Men: A hindrance or a help in the delivery room?
Dad of three Graham Clifford speaks about his experience in labour wards throughout the years...
Published 21/07/2014 | 02:30
It was one hell of a night. Steven Gerrard scored two crackers for my beloved Liverpool in a vital Champions League clash away to Marseilles and I was one happy camper… oh, and my wife gave birth to our second daughter just after full-time!
We were in the labour ward of the Royal Berkshire Hospital in Reading and, conveniently, a TV lounge was located next to the room where my wife did the needful.
Every now and again, between contractions, I'd pop out to check the score…more often than not hanging on until the ball went dead. My comings and goings did very little to keep my wife, Catherine, focused and now, many years later, I concede my mind was elsewhere that October night in 2008.

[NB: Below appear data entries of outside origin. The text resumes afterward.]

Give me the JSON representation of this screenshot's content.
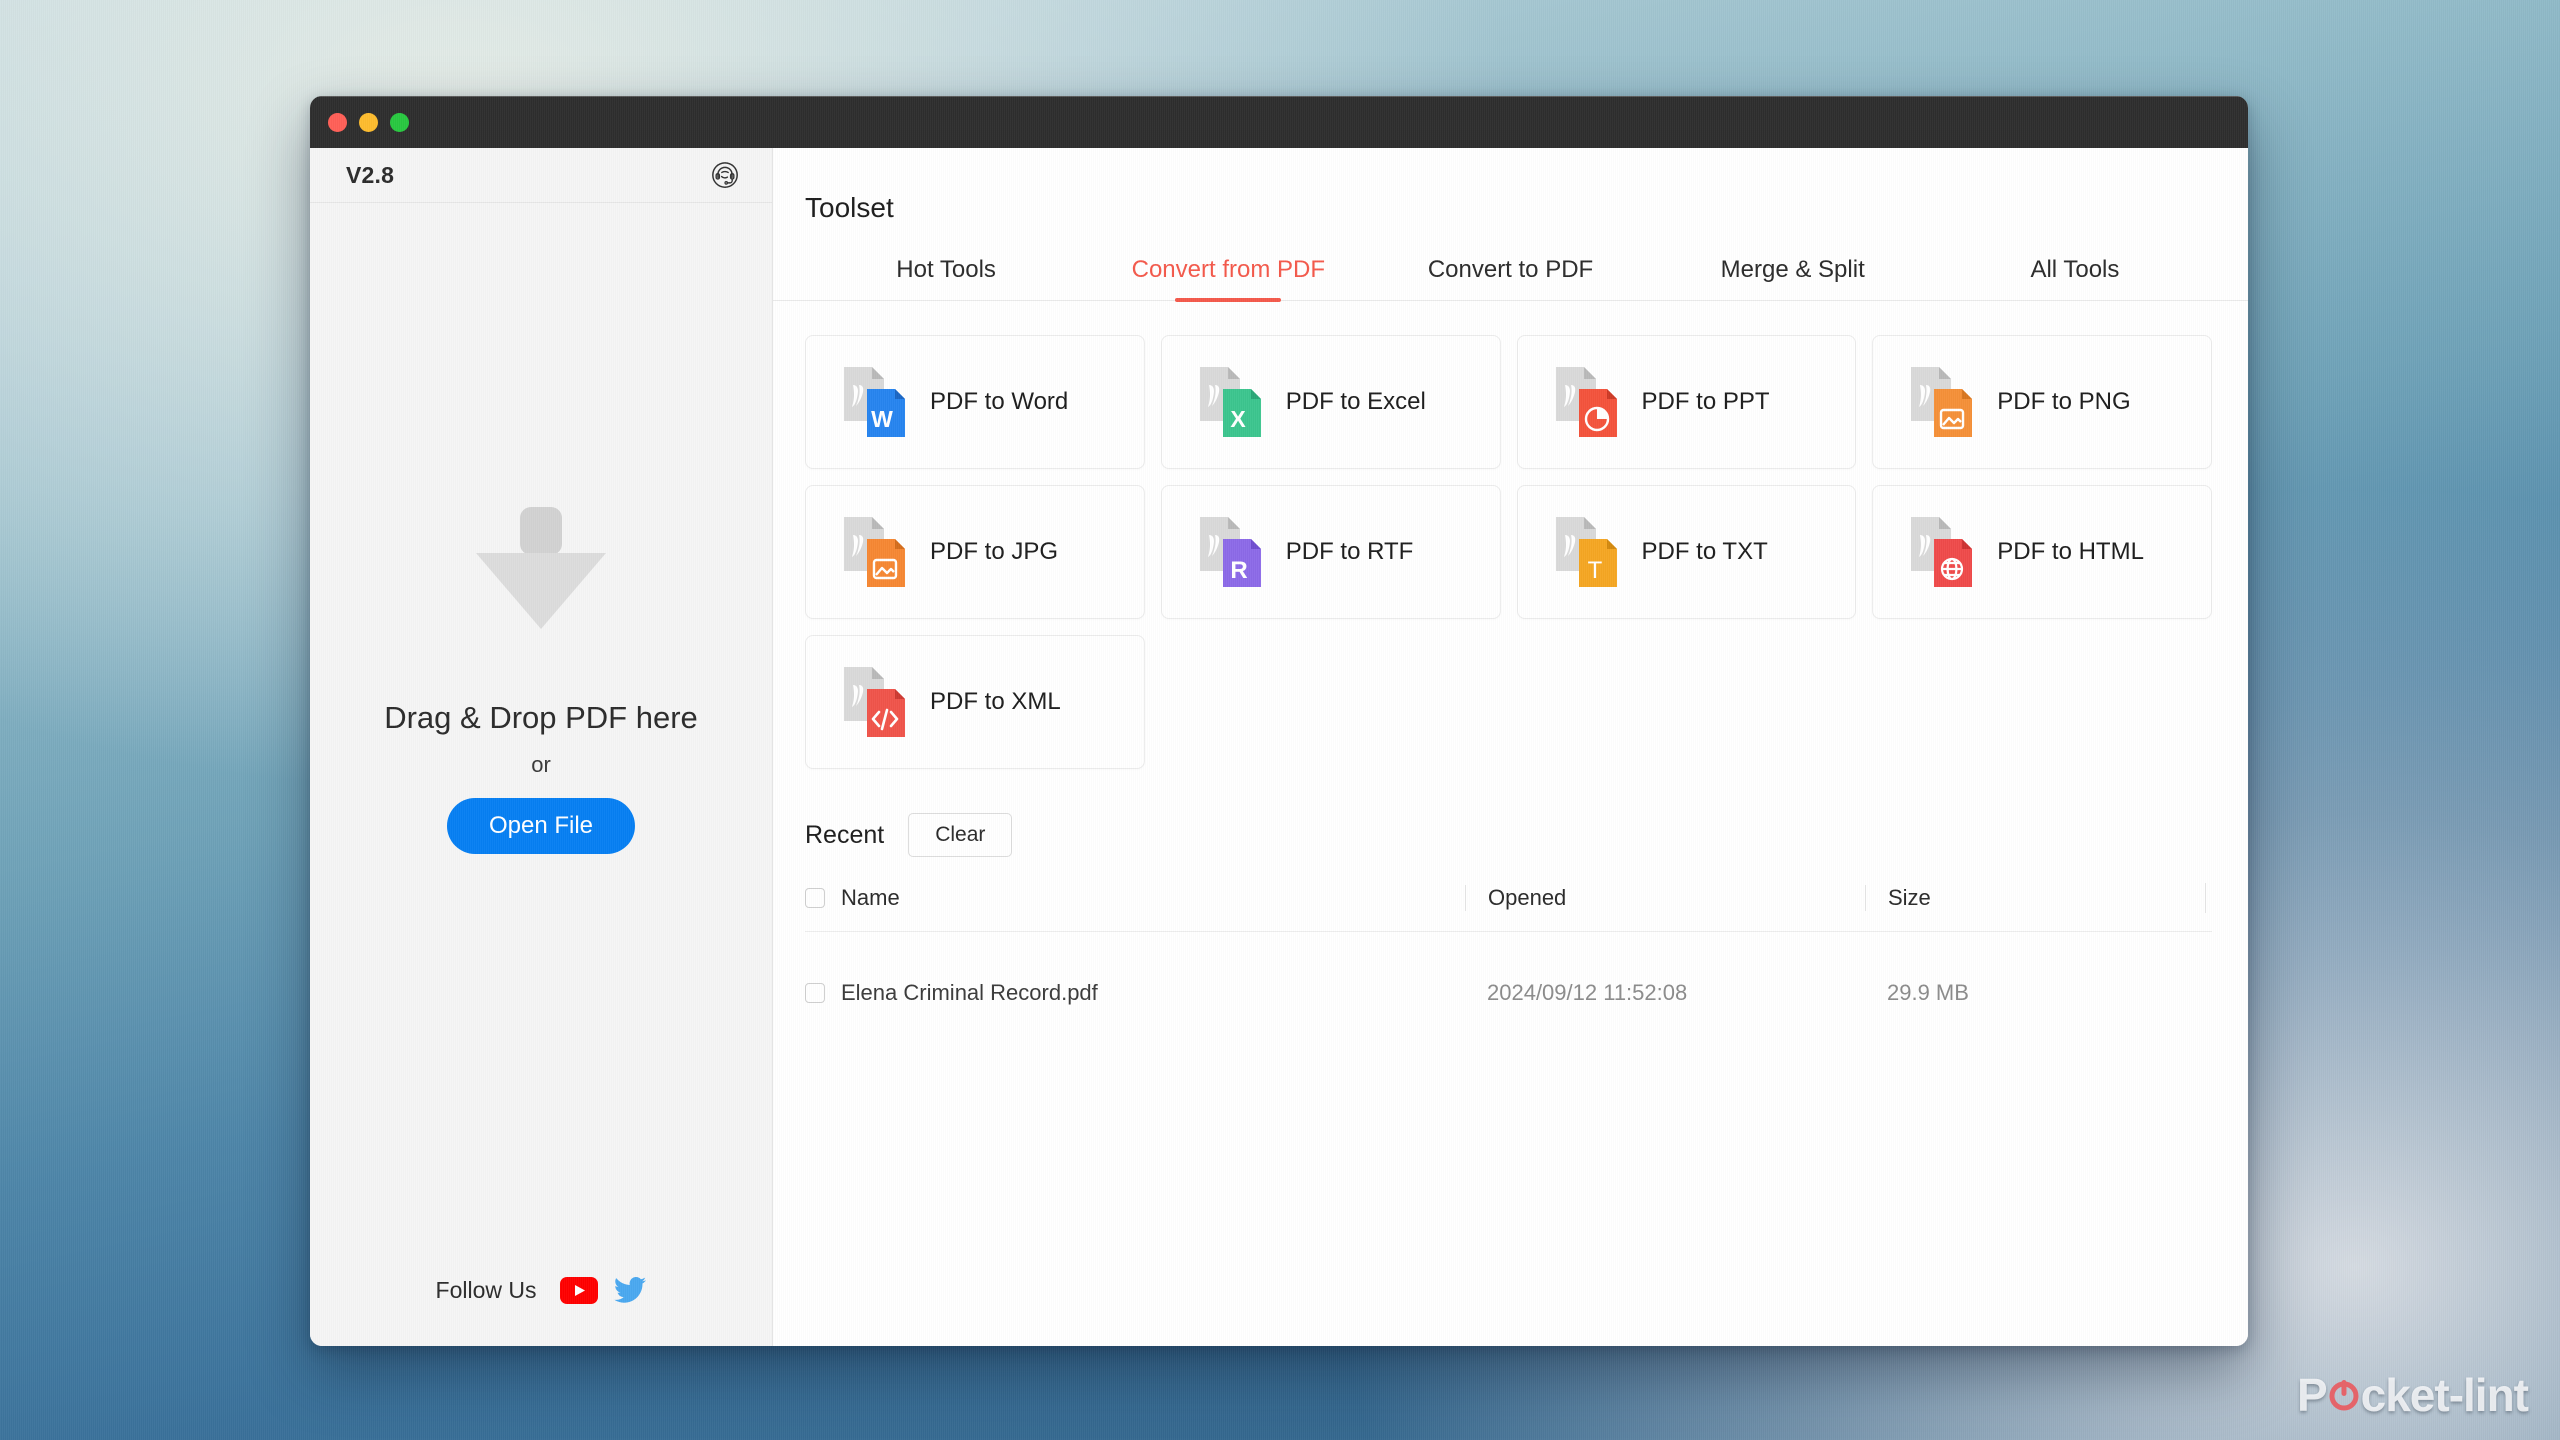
{
  "window": {
    "traffic_lights": [
      "close-red",
      "minimize-yellow",
      "maximize-green"
    ]
  },
  "sidebar": {
    "version": "V2.8",
    "support_icon": "headset-support-icon",
    "dropzone": {
      "arrow_icon": "download-arrow-icon",
      "title": "Drag & Drop PDF here",
      "or": "or",
      "open_file_label": "Open File"
    },
    "follow": {
      "label": "Follow Us",
      "youtube_icon": "youtube-icon",
      "twitter_icon": "twitter-icon"
    }
  },
  "main": {
    "title": "Toolset",
    "tabs": [
      {
        "label": "Hot Tools",
        "active": false
      },
      {
        "label": "Convert from PDF",
        "active": true
      },
      {
        "label": "Convert to PDF",
        "active": false
      },
      {
        "label": "Merge & Split",
        "active": false
      },
      {
        "label": "All Tools",
        "active": false
      }
    ],
    "tools": [
      {
        "label": "PDF to Word",
        "icon": "word-file-icon",
        "color": "#2684ef",
        "glyph": "W"
      },
      {
        "label": "PDF to Excel",
        "icon": "excel-file-icon",
        "color": "#3cc58e",
        "glyph": "X"
      },
      {
        "label": "PDF to PPT",
        "icon": "ppt-file-icon",
        "color": "#f4533c",
        "glyph": "pie"
      },
      {
        "label": "PDF to PNG",
        "icon": "png-file-icon",
        "color": "#f59038",
        "glyph": "image"
      },
      {
        "label": "PDF to JPG",
        "icon": "jpg-file-icon",
        "color": "#f68733",
        "glyph": "image"
      },
      {
        "label": "PDF to RTF",
        "icon": "rtf-file-icon",
        "color": "#8c6ae8",
        "glyph": "R"
      },
      {
        "label": "PDF to TXT",
        "icon": "txt-file-icon",
        "color": "#f5a623",
        "glyph": "T"
      },
      {
        "label": "PDF to HTML",
        "icon": "html-file-icon",
        "color": "#ef4a4a",
        "glyph": "globe"
      },
      {
        "label": "PDF to XML",
        "icon": "xml-file-icon",
        "color": "#f0544a",
        "glyph": "code"
      }
    ],
    "recent": {
      "title": "Recent",
      "clear_label": "Clear",
      "columns": [
        "Name",
        "Opened",
        "Size"
      ],
      "rows": [
        {
          "name": "Elena Criminal Record.pdf",
          "opened": "2024/09/12 11:52:08",
          "size": "29.9 MB"
        }
      ]
    }
  },
  "watermark": {
    "prefix": "P",
    "suffix": "cket-lint"
  },
  "colors": {
    "accent_red": "#f4594b",
    "primary_blue": "#067ff3",
    "titlebar": "#2e2e2e",
    "sidebar_bg": "#f5f5f5"
  }
}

A new poll, carried out by the British Pregnancy Advisory Service (Bpas), found that just one in 20 dads today turn down the opportunity to be there when little junior comes into the world. In 1960, just one in 10 fathers-to-be in the UK held their other half's hand and helped her to breathe during labour.
Indeed here in Ireland dads were discouraged, sometimes prevented, from being present at childbirth...the mother's dignity had to be protected and all that. A labour ward was no place for a man to be unless he was wearing a white coat!
My parents had six children and my father didn't dare pop his head around the delivery room door. Once, when my mother was en route to the hospital in a taxi whizzing through the streets - her labour having started - she spotted my father working on a construction site by the side of the road and near-dragged him into the car at the traffic lights. In his wellies he waited patiently for a brother of mine to be born. Only when invited to enter the delivery suite by the midwife on duty did he dare pass the threshold.
As well as respecting the traditions of the time, I think my father didn't believe he'd be of any use in the delivery room - and maybe he was right.
A friend of mine told me recently how he fainted when his first-born entered the world causing huge anxiety to his wife who had just given birth.
Another, not expecting his girlfriend to go into labour at 36 weeks, found himself a bit under the weather after consuming too much whiskey at a wake in the West of Ireland. During the night, contractions started to get heavy and the poor old mother-to-be had to drive herself to the hospital with my friend in the passenger seat as he was well and truly over the limit.
When they got to the hospital he was given a bed and attentive treatment from the sympathetic nurses while his furious wife went through the labour - his presence in the labour ward much more a hindrance than a help.
Indeed, I had my own medical situation of sorts when Catherine was having our third child Aodhan.
Her waters broke unexpectedly and so we rushed to the hospital. On the drive there I managed to hit every pothole along the route, which my wife didn't really appreciate.
Aodhan was born 20 minutes after we walked through the front door of the hospital (in comparison it took our eldest, Molly, 22 hours to show her face from the moment labour began) and, in the rush, I realised I'd left my Ventolin inhaler at home. Following the commotion, and with a hint of a chest infection, I needed a puff.
So I got Catherine to ask the nurses for an inhaler for yours truly though she'd just given birth. And she thought she only had one baby to look after!
Undoubtedly there are better men than me out there who play a blinder in the labour ward, read the books about how to be a top-notch birthing-partner and discover how to comfort their loved one when the going gets tough. But I think I'm more typical of your average father-to-be.
Clare Murphy, director of external affairs at Bpas believes that fathers now wouldn't miss the actual birth for the world. She says: "Far from feeling forced into the delivery suite, dads want to be there to share the experience and support their partner."
While that may well be true I think many men feel the job of birth-partner isn't for them. And sure what's wrong with leaving that role to someone more suitable and coming in, flowers in hand, to celebrate when all the hard work has been done?